Wednesday, February 3, 2016
These are the memoirs of Nehemiah son of Hacaliah. In late autumn, in the month of Kislev, in the twentieth year of King Artaxerxes’ reign, I was at the fortress of Susa. Hanani, one of my brothers, came to visit me with some other men who had just arrived from Judah. I asked them about the Jews who had returned there from captivity and about how things were going in Jerusalem. They said to me, “Things are not going well for those who returned to the province of Judah. They are in great trouble and disgrace. The wall of Jerusalem has been torn down, and the gates have been destroyed by fire.” When I heard this, I sat down and wept. In fact, for days I mourned, fasted, and prayed to the God of heaven. Then I said, “O Lord, God of heaven, the great and awesome God who keeps his covenant of unfailing love with those who love him and obey his commands, listen to my prayer! Look down and see me praying night and day for your people Israel. I confess that we have sinned against you. Yes, even my own family and I have sinned! We have sinned terribly by not obeying the commands, decrees, and regulations that you gave us through your servant Moses. “Please remember what you told your servant Moses: ‘If you are unfaithful to me, I will scatter you among the nations. But if you return to me and obey my commands and live by them, then even if you are exiled to the ends of the earth, I will bring you back to the place I have chosen for my name to be honored.’ “The people you rescued by your great power and strong hand are your servants. O Lord, please hear my prayer! Listen to the prayers of those of us who delight in honoring you. Please grant me success today by making the king favorable to me. Put it into his heart to be kind to me.” In those days I was the king’s cup-bearer. Nehemiah 1:1-11(NLT)

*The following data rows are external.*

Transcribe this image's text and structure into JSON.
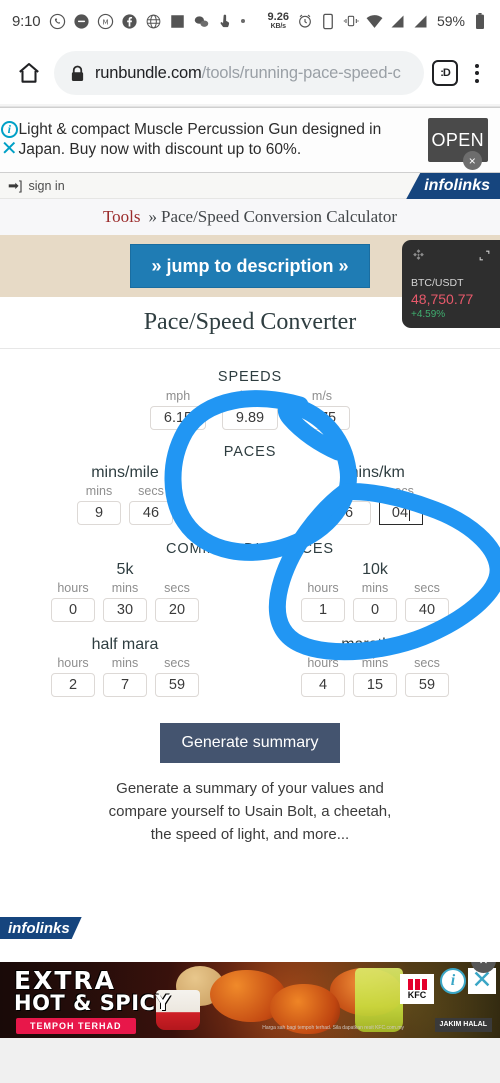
{
  "statusbar": {
    "time": "9:10",
    "icons": [
      "whatsapp-icon",
      "message-icon",
      "mewe-icon",
      "facebook-icon",
      "globe-icon",
      "square-icon",
      "wechat-icon",
      "touch-icon",
      "dot-icon"
    ],
    "data_rate": "9.26",
    "data_rate_unit": "KB/s",
    "right_icons": [
      "alarm-icon",
      "sim-icon",
      "vibrate-icon",
      "wifi-icon",
      "signal-icon",
      "signal2-icon"
    ],
    "battery": "59%"
  },
  "browser": {
    "home_icon": "home-icon",
    "lock_icon": "lock-icon",
    "url_domain": "runbundle.com",
    "url_path": "/tools/running-pace-speed-c",
    "profile_label": ":D",
    "menu_icon": "kebab-menu-icon"
  },
  "top_ad": {
    "text": "Light & compact Muscle Percussion Gun designed in Japan. Buy now with discount up to 60%.",
    "cta": "OPEN",
    "info_icon": "info-icon",
    "dismiss_icon": "close-icon",
    "corner_close": "×"
  },
  "signin": {
    "label": "sign in",
    "icon": "sign-in-icon",
    "brand": "infolinks"
  },
  "breadcrumb": {
    "root": "Tools",
    "separator": "»",
    "current": "Pace/Speed Conversion Calculator"
  },
  "jump": {
    "label": "» jump to description »"
  },
  "converter": {
    "title": "Pace/Speed Converter",
    "sections": {
      "speeds": "SPEEDS",
      "paces": "PACES",
      "distances": "COMMON DISTANCES"
    },
    "speeds": [
      {
        "label": "mph",
        "value": "6.15"
      },
      {
        "label": "kph",
        "value": "9.89"
      },
      {
        "label": "m/s",
        "value": "2.75"
      }
    ],
    "paces": [
      {
        "title": "mins/mile",
        "fields": [
          {
            "label": "mins",
            "value": "9",
            "focused": false
          },
          {
            "label": "secs",
            "value": "46",
            "focused": false
          }
        ]
      },
      {
        "title": "mins/km",
        "fields": [
          {
            "label": "mins",
            "value": "6",
            "focused": false
          },
          {
            "label": "secs",
            "value": "04",
            "focused": true
          }
        ]
      }
    ],
    "distances": [
      {
        "title": "5k",
        "fields": [
          {
            "label": "hours",
            "value": "0"
          },
          {
            "label": "mins",
            "value": "30"
          },
          {
            "label": "secs",
            "value": "20"
          }
        ]
      },
      {
        "title": "10k",
        "fields": [
          {
            "label": "hours",
            "value": "1"
          },
          {
            "label": "mins",
            "value": "0"
          },
          {
            "label": "secs",
            "value": "40"
          }
        ]
      },
      {
        "title": "half mara",
        "fields": [
          {
            "label": "hours",
            "value": "2"
          },
          {
            "label": "mins",
            "value": "7"
          },
          {
            "label": "secs",
            "value": "59"
          }
        ]
      },
      {
        "title": "marathon",
        "fields": [
          {
            "label": "hours",
            "value": "4"
          },
          {
            "label": "mins",
            "value": "15"
          },
          {
            "label": "secs",
            "value": "59"
          }
        ]
      }
    ],
    "generate_button": "Generate summary",
    "generate_desc": "Generate a summary of your values and compare yourself to Usain Bolt, a cheetah, the speed of light, and more..."
  },
  "crypto": {
    "logo": "binance-icon",
    "expand_icon": "expand-icon",
    "pair": "BTC/USDT",
    "price": "48,750.77",
    "change": "+4.59%"
  },
  "bottom_ad": {
    "brand_tab": "infolinks",
    "line1": "EXTRA",
    "line2": "HOT & SPICY",
    "badge": "TEMPOH TERHAD",
    "kfc_label": "KFC",
    "halal": "JAKIM HALAL",
    "fine_print": "Harga sah bagi tempoh terhad. Sila dapatkan resit KFC.com.my",
    "info_icon": "info-icon",
    "close_icon": "close-icon",
    "round_close": "×"
  },
  "annotation": {
    "color": "#2196f3",
    "shapes": [
      "circle-around-speeds",
      "circle-around-mins-per-km"
    ]
  }
}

In some ways I can identify with Nehemiah hearing the sad news of what was left of Jerusalem. He had been born in captivity, and perhaps never even laid eyes on the holy city. Yet, as a Jew, the news of his homeland’s ruin was almost too much to bear.
I have been privileged to serve nine churches as pastor since 1982; in each the news was somewhat similar to what Nehemiah received, in that they were churches which had fallen on difficult times. The stories are similar and as heartbreaking.

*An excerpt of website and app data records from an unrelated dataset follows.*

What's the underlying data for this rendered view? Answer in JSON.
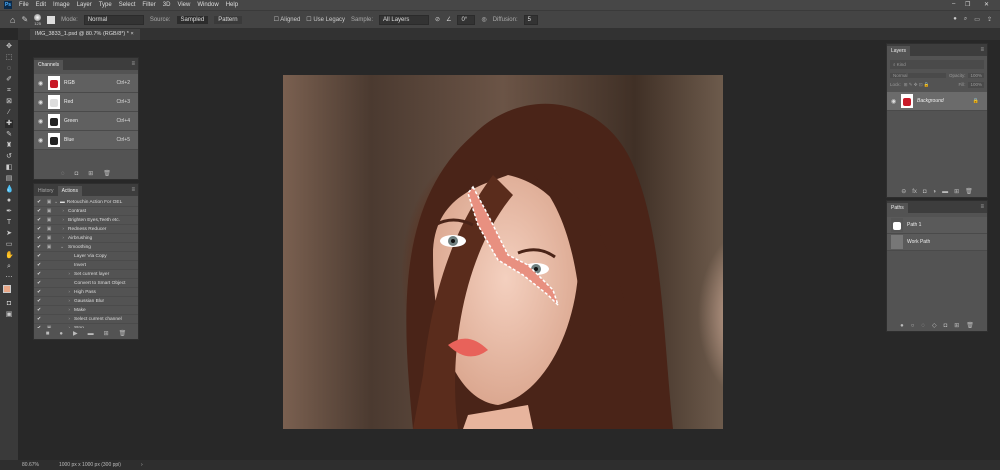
{
  "app": {
    "logo": "Ps",
    "menu": [
      "File",
      "Edit",
      "Image",
      "Layer",
      "Type",
      "Select",
      "Filter",
      "3D",
      "View",
      "Window",
      "Help"
    ]
  },
  "options": {
    "brush_size": "125",
    "mode_label": "Mode:",
    "mode_value": "Normal",
    "source_label": "Source:",
    "sampled": "Sampled",
    "pattern": "Pattern",
    "aligned": "Aligned",
    "use_legacy": "Use Legacy",
    "sample_label": "Sample:",
    "sample_value": "All Layers",
    "angle": "0°",
    "diffusion_label": "Diffusion:",
    "diffusion_value": "5"
  },
  "document": {
    "tab_title": "IMG_3833_1.psd @ 80.7% (RGB/8*) *",
    "zoom": "80.67%",
    "dimensions": "1000 px x 1000 px (300 ppi)"
  },
  "channels": {
    "title": "Channels",
    "rows": [
      {
        "name": "RGB",
        "shortcut": "Ctrl+2",
        "color": "#c81a28"
      },
      {
        "name": "Red",
        "shortcut": "Ctrl+3",
        "color": "#dddddd"
      },
      {
        "name": "Green",
        "shortcut": "Ctrl+4",
        "color": "#222222"
      },
      {
        "name": "Blue",
        "shortcut": "Ctrl+5",
        "color": "#222222"
      }
    ]
  },
  "actions": {
    "tabs": [
      "History",
      "Actions"
    ],
    "items": [
      "Retouchin Action For OEL",
      "Contrast",
      "Brighten Eyes,Teeth etc.",
      "Redness Reducer",
      "Airbrushing",
      "Smoothing",
      "Layer Via Copy",
      "Invert",
      "Set current layer",
      "Convert to Smart Object",
      "High Pass",
      "Gaussian Blur",
      "Make",
      "Select current channel",
      "Stop"
    ]
  },
  "layers": {
    "title": "Layers",
    "kind": "Kind",
    "blend": "Normal",
    "opacity_label": "Opacity:",
    "opacity": "100%",
    "lock_label": "Lock:",
    "fill_label": "Fill:",
    "fill": "100%",
    "layer_name": "Background"
  },
  "paths": {
    "title": "Paths",
    "rows": [
      "Path 1",
      "Work Path"
    ]
  }
}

In the case of Nehemiah, the immediate response was prayer – a prayer of contrite confession for the sins of Israel. Nehemiah was driven to God by the desolation of a destroyed heritage.
And, in today’s church, so should we pray…forgive us our sins.

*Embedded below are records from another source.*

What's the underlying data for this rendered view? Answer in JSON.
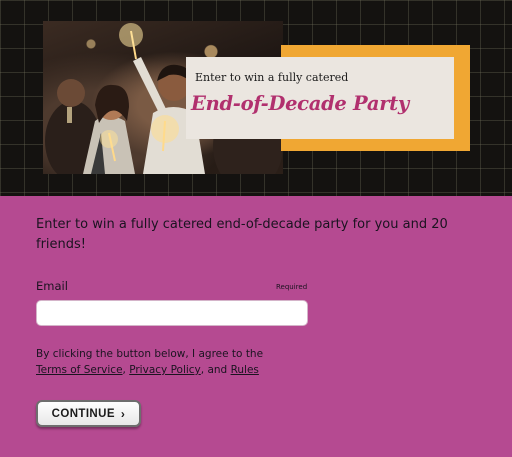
{
  "hero": {
    "kicker": "Enter to win a fully catered",
    "headline": "End-of-Decade Party",
    "colors": {
      "panel": "#f0a733",
      "headline": "#b1306e",
      "background": "#141210"
    }
  },
  "form": {
    "intro": "Enter to win a fully catered end-of-decade party for you and 20 friends!",
    "email_label": "Email",
    "required_label": "Required",
    "email_value": "",
    "legal_prefix": "By clicking the button below, I agree to the",
    "terms_link": "Terms of Service",
    "sep1": ", ",
    "privacy_link": "Privacy Policy",
    "sep2": ", and ",
    "rules_link": "Rules",
    "continue_label": "CONTINUE",
    "continue_icon": "chevron-right-icon"
  },
  "colors": {
    "page_background": "#b54a91"
  }
}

Some members from one of the churches I serve gathered this past Sunday evening with a dozen or so other churches to pray. Where did we start? We began at the same place Nehemiah did…confession of our sins. The pastors were called to the front and prayed with each other for forgiveness of our own sins and restoration of relationships. The rest of the night those 400-500 people lifted up similar prayers that we might experience the days God’s prophet Joel forecasted – the Spirit of God being poured-out.
What were the results? Can we wrap this up with a success story of thousands of lives being touched, people saved, lives restored, God receiving the glory?
We’ll see what prayer was as genuine as Nehemiah’s, as opposed to merely human emotional response of the moment, absent of commitment to changing the priorities of daily life.
Nehemiah’s last comment of his prayer meeting was that he was the king’s cupbearer. Now that’s a strange way to end a prayer, isn’t it? In the name of the Father, Son and Holy Spirit, those days I was an accountant, lawyer, surveyor, cashier, college student, retired miner…. But what Nehemiah was doing was connecting his prayer with the way he spent his days; it was lip joining life! What he had prayed was about to enter into everything about his past, present and eternity.
Nehemiah saw God respond, and so will we, when we pray from hearts driven to God.
Are you happy about the state of your church? If not, the confession booth is still open.